At rock bottom, the only way was up. Getting back to training and focusing on Everest became my therapy and I restored balance, on my own, confiding only in a few close friends (they know who they are). My experiences of the NHS mental health treatment system didn’t work for me, and I ended up discharging myself. People want to help, and they can, but they often don’t have the resources to do so. By the time I actually got the appointment what felt like half a century later, I’d pretty much sorted myself out anyway. More help needs to be available – and this is where Young Minds comes in.
Thing is, these things never really go away, the brain takes a while to re-wire. When things get tough, the old feelings and behaviours come in swings and roundabouts like a wasp. You just get better at swatting the bloody thing.
After writing Icefall, I found myself lost again. I had ‘coped myself’ without help so far but I decided it wasn’t enough. Vividly I recall being sat in the GP surgery, breaking down, as if I’d just lost my beloved pet Guinea Pig.
… Why was I so damn scared of admitting a mental illness?
Last year I ran a half marathon. Actually, no, I bailed about eight miles in. Mentally I was in a dark place (again). I’d started anti-depressants for the first time just days earlier, pulled out of a major speaking gig, and felt like I’d failed at everything. Racing a half marathon was too much to handle… when I’ve been known to run marathons on my own just for ‘fun’! A few weeks later I went back and smashed my PB, winning my age group. I was fully capable: so what went wrong that day?
Here’s the thing. It’s not about mental strength. That’s utter rubbish. Having mental demons is not a weakness nor a flaw. It does not define us, or who we are.
Talking is great but I’ve always been a believer in doing…
1) OPENING UP – Accepting our mental health struggles to someone we trust is THE crucial first step to getting help, even if that means finding their purpose (their ‘Everest’) or a new balance in life.
2) GETTING HELP – But then we need to take action. Nobody deserves to suffer alone without treatment or support. The actual support is where charities like Young Minds can come in. They:
- Campaign for better treatment for mental wellbeing in young people
- Provide direct advice and resources to young people struggling with mental illness – both the speaking out and the seeking help bit
- Provide support to concerned families through their Parents Helpline
- Provide training for people who work with young people i.e. in education to deal with mental illnesses
A close friend and confidant, Mike, has also started a new campaign called Clearhead. Mike is passionate about helping people find ways to improve their mental wellness – so please do take a look and pass on to anyone you feel may benefit. www.twitter.com/1Clearhead
#ClimbTheUK is about raising as much as possible for Young Minds UK, to help provide support to those who need it. I only hope #ClimbTheUK encourages more people to open up and seek help. Talking is a sign of STRENGTH.

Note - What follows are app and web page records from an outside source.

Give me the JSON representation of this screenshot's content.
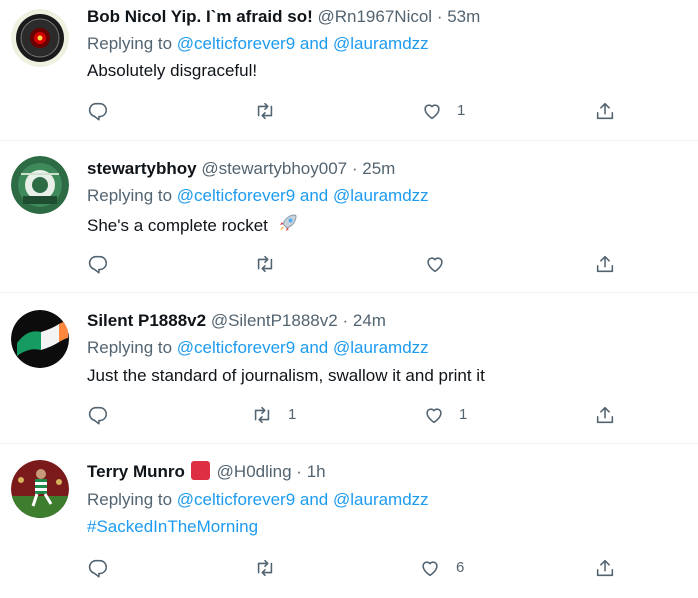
{
  "tweets": [
    {
      "name": "Bob Nicol Yip. I`m afraid so!",
      "handle": "@Rn1967Nicol",
      "dot": "·",
      "time": "53m",
      "replying_prefix": "Replying to",
      "replying_to_1": "@celticforever9",
      "replying_and": "and",
      "replying_to_2": "@lauramdzz",
      "text": "Absolutely disgraceful!",
      "retweets": "",
      "likes": "1"
    },
    {
      "name": "stewartybhoy",
      "handle": "@stewartybhoy007",
      "dot": "·",
      "time": "25m",
      "replying_prefix": "Replying to",
      "replying_to_1": "@celticforever9",
      "replying_and": "and",
      "replying_to_2": "@lauramdzz",
      "text": "She's a complete rocket",
      "retweets": "",
      "likes": ""
    },
    {
      "name": "Silent P1888v2",
      "handle": "@SilentP1888v2",
      "dot": "·",
      "time": "24m",
      "replying_prefix": "Replying to",
      "replying_to_1": "@celticforever9",
      "replying_and": "and",
      "replying_to_2": "@lauramdzz",
      "text": "Just the standard of journalism, swallow it and print it",
      "retweets": "1",
      "likes": "1"
    },
    {
      "name": "Terry Munro",
      "handle": "@H0dling",
      "dot": "·",
      "time": "1h",
      "replying_prefix": "Replying to",
      "replying_to_1": "@celticforever9",
      "replying_and": "and",
      "replying_to_2": "@lauramdzz",
      "text": "#SackedInTheMorning",
      "retweets": "",
      "likes": "6"
    }
  ],
  "icons": {
    "reply": "reply-icon",
    "retweet": "retweet-icon",
    "like": "like-icon",
    "share": "share-icon",
    "rocket": "rocket-emoji",
    "badge": "red-square-emoji"
  },
  "colors": {
    "link": "#1d9bf0",
    "secondary": "#536471",
    "text": "#0f1419",
    "divider": "#eff3f4"
  }
}
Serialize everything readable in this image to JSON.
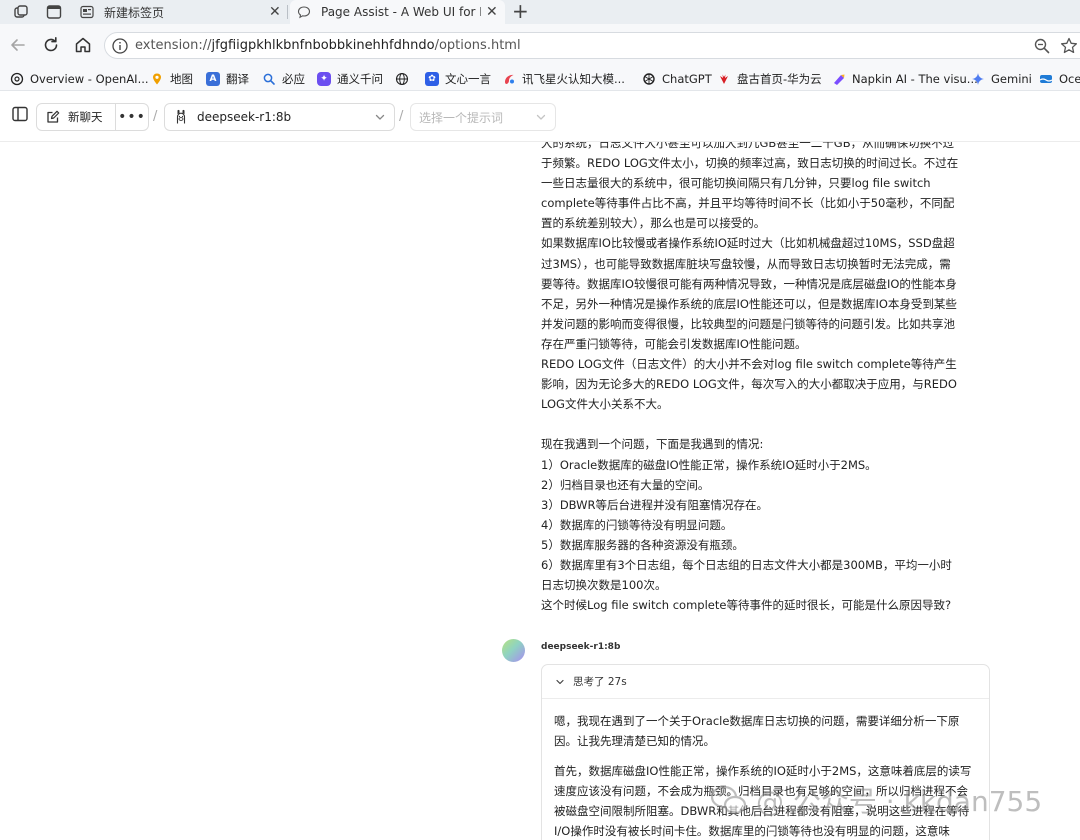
{
  "browser": {
    "tabs": [
      {
        "title": "新建标签页",
        "active": false
      },
      {
        "title": "Page Assist - A Web UI for Local A",
        "active": true
      }
    ],
    "new_tab_label": "+",
    "url_prefix": "extension://",
    "url_host": "jfgfiigpkhlkbnfnbobbkinehhfdhndo",
    "url_path": "/options.html"
  },
  "bookmarks": [
    {
      "label": "Overview - OpenAI...",
      "icon": "openai-icon"
    },
    {
      "label": "地图",
      "icon": "map-pin-icon"
    },
    {
      "label": "翻译",
      "icon": "translate-icon"
    },
    {
      "label": "必应",
      "icon": "search-icon"
    },
    {
      "label": "通义千问",
      "icon": "tongyi-icon"
    },
    {
      "label": "",
      "icon": "globe-icon"
    },
    {
      "label": "文心一言",
      "icon": "wenxin-icon"
    },
    {
      "label": "讯飞星火认知大模...",
      "icon": "xunfei-icon"
    },
    {
      "label": "ChatGPT",
      "icon": "chatgpt-icon"
    },
    {
      "label": "盘古首页-华为云",
      "icon": "huawei-icon"
    },
    {
      "label": "Napkin AI - The visu...",
      "icon": "napkin-icon"
    },
    {
      "label": "Gemini",
      "icon": "gemini-icon"
    },
    {
      "label": "Ocea",
      "icon": "ocean-icon"
    }
  ],
  "header": {
    "new_chat_label": "新聊天",
    "more_label": "•••",
    "separator": "/",
    "model": "deepseek-r1:8b",
    "prompt_placeholder": "选择一个提示词"
  },
  "user_message": {
    "paragraphs": [
      "大的系统，日志文件大小甚至可以加大到几GB甚至一二十GB，从而确保切换不过于频繁。REDO LOG文件太小，切换的频率过高，致日志切换的时间过长。不过在一些日志量很大的系统中，很可能切换间隔只有几分钟，只要log file switch complete等待事件占比不高，并且平均等待时间不长（比如小于50毫秒，不同配置的系统差别较大），那么也是可以接受的。",
      "如果数据库IO比较慢或者操作系统IO延时过大（比如机械盘超过10MS，SSD盘超过3MS），也可能导致数据库脏块写盘较慢，从而导致日志切换暂时无法完成，需要等待。数据库IO较慢很可能有两种情况导致，一种情况是底层磁盘IO的性能本身不足，另外一种情况是操作系统的底层IO性能还可以，但是数据库IO本身受到某些并发问题的影响而变得很慢，比较典型的问题是闩锁等待的问题引发。比如共享池存在严重闩锁等待，可能会引发数据库IO性能问题。",
      "REDO LOG文件（日志文件）的大小并不会对log file switch complete等待产生影响，因为无论多大的REDO LOG文件，每次写入的大小都取决于应用，与REDO LOG文件大小关系不大。",
      "",
      "现在我遇到一个问题，下面是我遇到的情况:",
      "1）Oracle数据库的磁盘IO性能正常，操作系统IO延时小于2MS。",
      "2）归档目录也还有大量的空间。",
      "3）DBWR等后台进程并没有阻塞情况存在。",
      "4）数据库的闩锁等待没有明显问题。",
      "5）数据库服务器的各种资源没有瓶颈。",
      "6）数据库里有3个日志组，每个日志组的日志文件大小都是300MB，平均一小时日志切换次数是100次。",
      "这个时候Log file switch complete等待事件的延时很长，可能是什么原因导致?"
    ]
  },
  "bot_message": {
    "name": "deepseek-r1:8b",
    "think_label": "思考了 27s",
    "think_paragraphs": [
      "嗯，我现在遇到了一个关于Oracle数据库日志切换的问题，需要详细分析一下原因。让我先理清楚已知的情况。",
      "首先，数据库磁盘IO性能正常，操作系统的IO延时小于2MS，这意味着底层的读写速度应该没有问题，不会成为瓶颈。归档目录也有足够的空间，所以归档进程不会被磁盘空间限制所阻塞。DBWR和其他后台进程都没有阻塞，说明这些进程在等待I/O操作时没有被长时间卡住。数据库里的闩锁等待也没有明显的问题，这意味"
    ]
  },
  "watermark": {
    "text": "@ 公众号 · kkdan755"
  }
}
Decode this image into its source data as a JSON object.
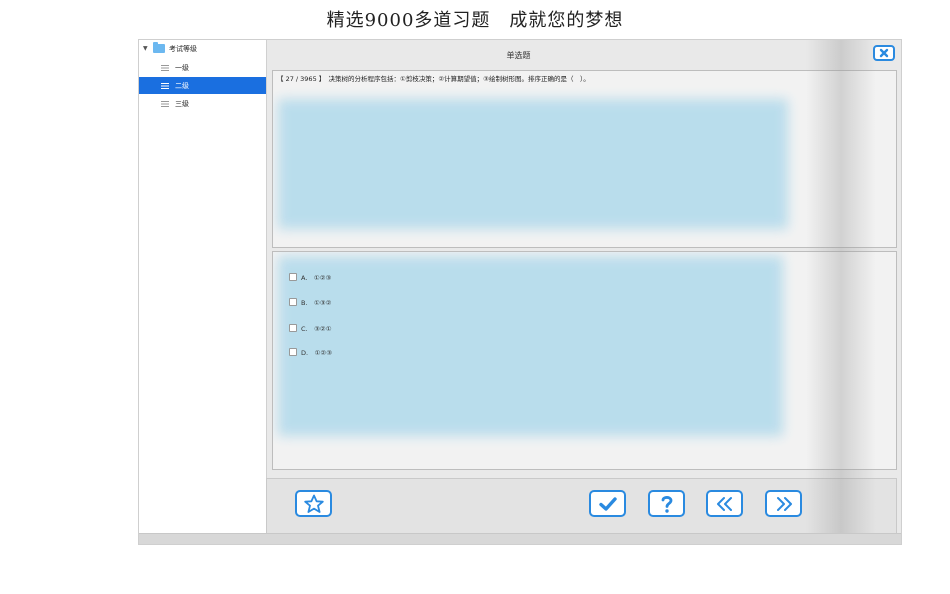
{
  "banner": "精选9000多道习题　成就您的梦想",
  "sidebar": {
    "root_label": "考试等级",
    "items": [
      {
        "label": "一级"
      },
      {
        "label": "二级"
      },
      {
        "label": "三级"
      }
    ],
    "selected_index": 1
  },
  "header": {
    "title": "单选题"
  },
  "question": {
    "text": "【 27 / 3965 】　决策树的分析程序包括：①剪枝决策；②计算期望值；③绘制树形图。排序正确的是（　）。"
  },
  "options": [
    {
      "label": "A.　①②③"
    },
    {
      "label": "B.　①③②"
    },
    {
      "label": "C.　③②①"
    },
    {
      "label": "D.　①②③"
    }
  ],
  "toolbar": {
    "buttons": [
      {
        "icon": "star-icon"
      },
      {
        "icon": "check-icon"
      },
      {
        "icon": "question-icon"
      },
      {
        "icon": "previous-icon"
      },
      {
        "icon": "next-icon"
      }
    ]
  },
  "colors": {
    "accent": "#2a8ae0",
    "selection": "#1a6fe0",
    "folder": "#6cb8f0",
    "blurred_content": "#b7dcec"
  }
}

Thanks for listening to my story and to all who’ve donated already. If you haven’t, please spare anything you can here. It could quite literally change a life.